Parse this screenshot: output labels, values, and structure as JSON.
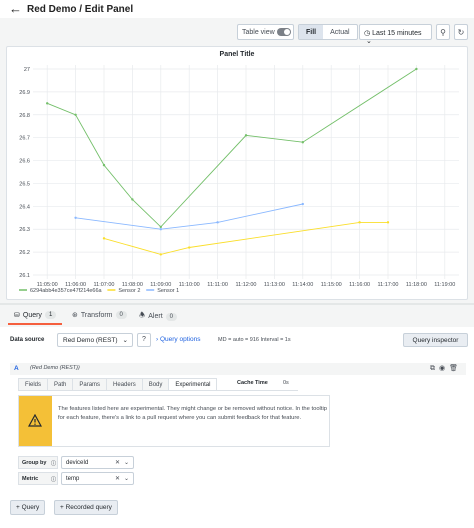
{
  "header": {
    "back_icon": "arrow-left-icon",
    "title": "Red Demo / Edit Panel"
  },
  "toolbar": {
    "table_view": "Table view",
    "fill": "Fill",
    "actual": "Actual",
    "time_range": "Last 15 minutes",
    "zoom_icon": "zoom-out-icon",
    "refresh_icon": "refresh-icon"
  },
  "panel": {
    "title": "Panel Title"
  },
  "chart_data": {
    "type": "line",
    "title": "Panel Title",
    "x": [
      "11:05:00",
      "11:06:00",
      "11:07:00",
      "11:08:00",
      "11:09:00",
      "11:10:00",
      "11:11:00",
      "11:12:00",
      "11:13:00",
      "11:14:00",
      "11:15:00",
      "11:16:00",
      "11:17:00",
      "11:18:00",
      "11:19:00"
    ],
    "y_ticks": [
      "26.1",
      "26.2",
      "26.3",
      "26.4",
      "26.5",
      "26.6",
      "26.7",
      "26.8",
      "26.9",
      "27"
    ],
    "ylim": [
      26.1,
      27.0
    ],
    "grid": true,
    "legend_placement": "bottom-left",
    "series": [
      {
        "name": "6294abb4e357ce47f214e66a",
        "color": "#73bf69",
        "points": [
          [
            0,
            26.85
          ],
          [
            1,
            26.8
          ],
          [
            2,
            26.58
          ],
          [
            3,
            26.43
          ],
          [
            4,
            26.31
          ],
          [
            7,
            26.71
          ],
          [
            9,
            26.68
          ],
          [
            13,
            27.0
          ]
        ]
      },
      {
        "name": "Sensor 2",
        "color": "#fade2a",
        "points": [
          [
            2,
            26.26
          ],
          [
            4,
            26.19
          ],
          [
            5,
            26.22
          ],
          [
            11,
            26.33
          ],
          [
            12,
            26.33
          ]
        ]
      },
      {
        "name": "Sensor 1",
        "color": "#8ab8ff",
        "points": [
          [
            1,
            26.35
          ],
          [
            4,
            26.3
          ],
          [
            6,
            26.33
          ],
          [
            9,
            26.41
          ]
        ]
      }
    ]
  },
  "tabs": [
    {
      "label": "Query",
      "count": "1",
      "icon": "database-icon"
    },
    {
      "label": "Transform",
      "count": "0",
      "icon": "transform-icon"
    },
    {
      "label": "Alert",
      "count": "0",
      "icon": "bell-icon"
    }
  ],
  "query": {
    "data_source_label": "Data source",
    "data_source": "Red Demo (REST)",
    "query_options": "Query options",
    "meta": "MD = auto = 916     Interval = 1s",
    "inspector": "Query inspector",
    "row_letter": "A",
    "row_ds": "(Red Demo (REST))",
    "subtabs": [
      "Fields",
      "Path",
      "Params",
      "Headers",
      "Body",
      "Experimental"
    ],
    "cache_label": "Cache Time",
    "cache_value": "0s",
    "warning": "The features listed here are experimental. They might change or be removed without notice. In the tooltip for each feature, there's a link to a pull request where you can submit feedback for that feature.",
    "group_by_label": "Group by",
    "group_by_value": "deviceId",
    "metric_label": "Metric",
    "metric_value": "temp",
    "add_query": "Query",
    "recorded_query": "Recorded query"
  }
}
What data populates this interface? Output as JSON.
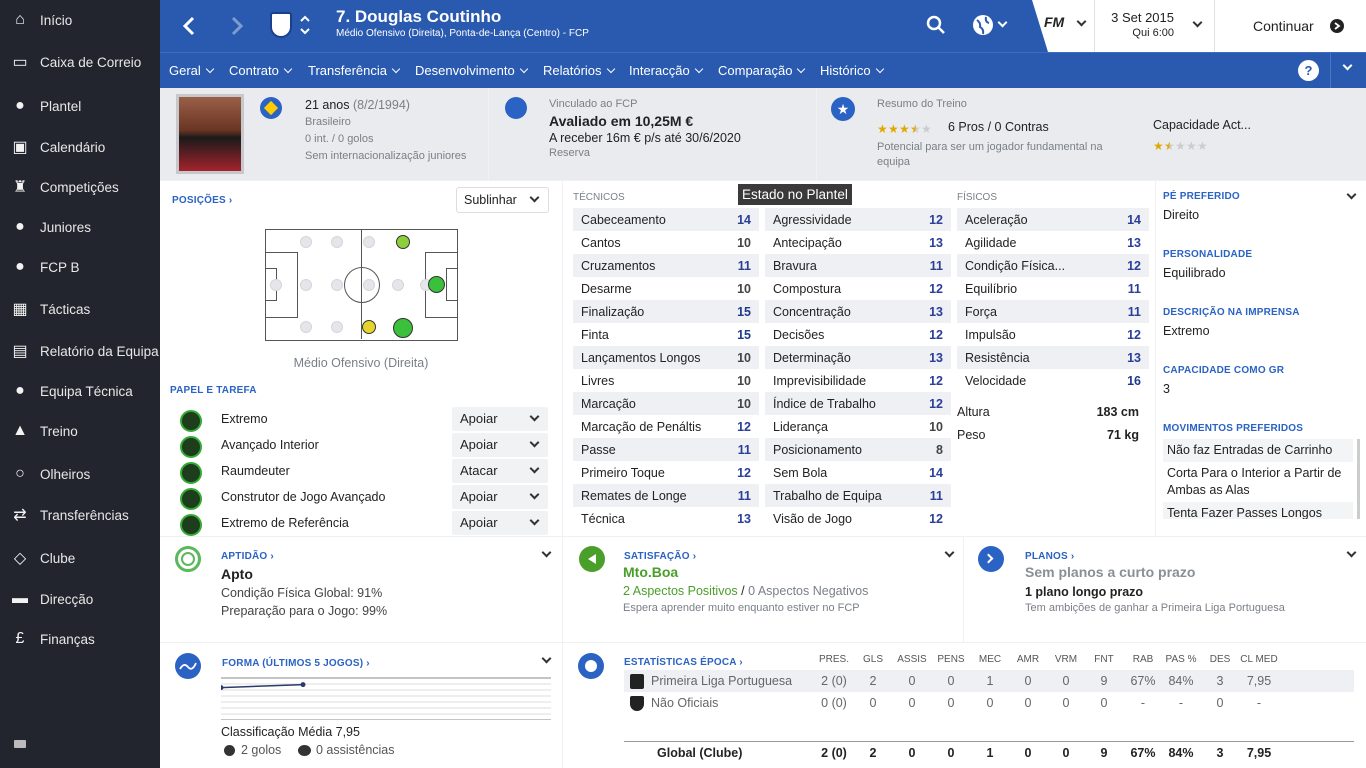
{
  "sidebar": {
    "items": [
      {
        "label": "Início",
        "icon": "home-icon"
      },
      {
        "label": "Caixa de Correio",
        "icon": "inbox-icon"
      },
      {
        "label": "Plantel",
        "icon": "people-icon"
      },
      {
        "label": "Calendário",
        "icon": "calendar-icon"
      },
      {
        "label": "Competições",
        "icon": "trophy-icon"
      },
      {
        "label": "Juniores",
        "icon": "juniors-icon"
      },
      {
        "label": "FCP B",
        "icon": "team-b-icon"
      },
      {
        "label": "Tácticas",
        "icon": "tactics-icon"
      },
      {
        "label": "Relatório da Equipa",
        "icon": "report-icon"
      },
      {
        "label": "Equipa Técnica",
        "icon": "staff-icon"
      },
      {
        "label": "Treino",
        "icon": "training-cone-icon"
      },
      {
        "label": "Olheiros",
        "icon": "search-icon"
      },
      {
        "label": "Transferências",
        "icon": "transfer-icon"
      },
      {
        "label": "Clube",
        "icon": "shield-icon"
      },
      {
        "label": "Direcção",
        "icon": "board-icon"
      },
      {
        "label": "Finanças",
        "icon": "pound-icon"
      }
    ]
  },
  "header": {
    "player_title": "7. Douglas Coutinho",
    "player_subtitle": "Médio Ofensivo (Direita), Ponta-de-Lança (Centro) - FCP",
    "date": "3 Set 2015",
    "time": "Qui 6:00",
    "continue_label": "Continuar",
    "fm_logo": "FM"
  },
  "nav": [
    "Geral",
    "Contrato",
    "Transferência",
    "Desenvolvimento",
    "Relatórios",
    "Interacção",
    "Comparação",
    "Histórico"
  ],
  "profile": {
    "age": "21 anos",
    "dob": "(8/2/1994)",
    "nationality": "Brasileiro",
    "caps": "0 int. / 0 golos",
    "youth": "Sem internacionalização juniores"
  },
  "contract": {
    "club_line": "Vinculado ao FCP",
    "value": "Avaliado em 10,25M €",
    "wage": "A receber 16m € p/s até 30/6/2020",
    "status": "Reserva"
  },
  "training": {
    "title": "Resumo do Treino",
    "potential_stars": 3.5,
    "ability_stars": 1.5,
    "pros_cons": "6 Pros / 0 Contras",
    "potential_text": "Potencial para ser um jogador fundamental na equipa",
    "ability_label": "Capacidade Act..."
  },
  "positions": {
    "label": "POSIÇÕES",
    "highlight_select": "Sublinhar",
    "position_name": "Médio Ofensivo (Direita)"
  },
  "roles": {
    "label": "PAPEL E TAREFA",
    "items": [
      {
        "name": "Extremo",
        "duty": "Apoiar"
      },
      {
        "name": "Avançado Interior",
        "duty": "Apoiar"
      },
      {
        "name": "Raumdeuter",
        "duty": "Atacar"
      },
      {
        "name": "Construtor de Jogo Avançado",
        "duty": "Apoiar"
      },
      {
        "name": "Extremo de Referência",
        "duty": "Apoiar"
      }
    ]
  },
  "tooltip": "Estado no Plantel",
  "attributes": {
    "technical_label": "TÉCNICOS",
    "physical_label": "FÍSICOS",
    "technical": [
      [
        "Cabeceamento",
        "14"
      ],
      [
        "Cantos",
        "10"
      ],
      [
        "Cruzamentos",
        "11"
      ],
      [
        "Desarme",
        "10"
      ],
      [
        "Finalização",
        "15"
      ],
      [
        "Finta",
        "15"
      ],
      [
        "Lançamentos Longos",
        "10"
      ],
      [
        "Livres",
        "10"
      ],
      [
        "Marcação",
        "10"
      ],
      [
        "Marcação de Penáltis",
        "12"
      ],
      [
        "Passe",
        "11"
      ],
      [
        "Primeiro Toque",
        "12"
      ],
      [
        "Remates de Longe",
        "11"
      ],
      [
        "Técnica",
        "13"
      ]
    ],
    "mental": [
      [
        "Agressividade",
        "12"
      ],
      [
        "Antecipação",
        "13"
      ],
      [
        "Bravura",
        "11"
      ],
      [
        "Compostura",
        "12"
      ],
      [
        "Concentração",
        "13"
      ],
      [
        "Decisões",
        "12"
      ],
      [
        "Determinação",
        "13"
      ],
      [
        "Imprevisibilidade",
        "12"
      ],
      [
        "Índice de Trabalho",
        "12"
      ],
      [
        "Liderança",
        "10"
      ],
      [
        "Posicionamento",
        "8"
      ],
      [
        "Sem Bola",
        "14"
      ],
      [
        "Trabalho de Equipa",
        "11"
      ],
      [
        "Visão de Jogo",
        "12"
      ]
    ],
    "physical": [
      [
        "Aceleração",
        "14"
      ],
      [
        "Agilidade",
        "13"
      ],
      [
        "Condição Física...",
        "12"
      ],
      [
        "Equilíbrio",
        "11"
      ],
      [
        "Força",
        "11"
      ],
      [
        "Impulsão",
        "12"
      ],
      [
        "Resistência",
        "13"
      ],
      [
        "Velocidade",
        "16"
      ]
    ],
    "height_label": "Altura",
    "height": "183 cm",
    "weight_label": "Peso",
    "weight": "71 kg"
  },
  "info": {
    "foot_label": "PÉ PREFERIDO",
    "foot": "Direito",
    "personality_label": "PERSONALIDADE",
    "personality": "Equilibrado",
    "media_label": "DESCRIÇÃO NA IMPRENSA",
    "media": "Extremo",
    "gk_label": "CAPACIDADE COMO GR",
    "gk": "3",
    "moves_label": "MOVIMENTOS PREFERIDOS",
    "moves": [
      "Não faz Entradas de Carrinho",
      "Corta Para o Interior a Partir de Ambas as Alas",
      "Tenta Fazer Passes Longos"
    ]
  },
  "fitness": {
    "label": "APTIDÃO",
    "status": "Apto",
    "line1": "Condição Física Global: 91%",
    "line2": "Preparação para o Jogo: 99%"
  },
  "satisfaction": {
    "label": "SATISFAÇÃO",
    "status": "Mto.Boa",
    "positives": "2 Aspectos Positivos",
    "sep": "/",
    "negatives": "0 Aspectos Negativos",
    "note": "Espera aprender muito enquanto estiver no FCP"
  },
  "plans": {
    "label": "PLANOS",
    "short": "Sem planos a curto prazo",
    "long": "1 plano longo prazo",
    "note": "Tem ambições de ganhar a Primeira Liga Portuguesa"
  },
  "form": {
    "label": "FORMA (ÚLTIMOS 5 JOGOS)",
    "avg": "Classificação Média 7,95",
    "goals": "2 golos",
    "assists": "0 assistências",
    "ratings": [
      7.7,
      7.95
    ]
  },
  "season_stats": {
    "label": "ESTATÍSTICAS ÉPOCA",
    "headers": [
      "PRES.",
      "GLS",
      "ASSIS",
      "PENS",
      "MEC",
      "AMR",
      "VRM",
      "FNT",
      "RAB",
      "PAS %",
      "DES",
      "CL MED"
    ],
    "rows": [
      {
        "comp": "Primeira Liga Portuguesa",
        "vals": [
          "2 (0)",
          "2",
          "0",
          "0",
          "1",
          "0",
          "0",
          "9",
          "67%",
          "84%",
          "3",
          "7,95"
        ]
      },
      {
        "comp": "Não Oficiais",
        "vals": [
          "0 (0)",
          "0",
          "0",
          "0",
          "0",
          "0",
          "0",
          "0",
          "-",
          "-",
          "0",
          "-"
        ]
      }
    ],
    "total": {
      "comp": "Global (Clube)",
      "vals": [
        "2 (0)",
        "2",
        "0",
        "0",
        "1",
        "0",
        "0",
        "9",
        "67%",
        "84%",
        "3",
        "7,95"
      ]
    }
  }
}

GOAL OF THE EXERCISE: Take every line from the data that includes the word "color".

TASK RESPONSE:
        "color": "#73bf69",
        "color": "#fade2a",
        "color": "#8ab8ff",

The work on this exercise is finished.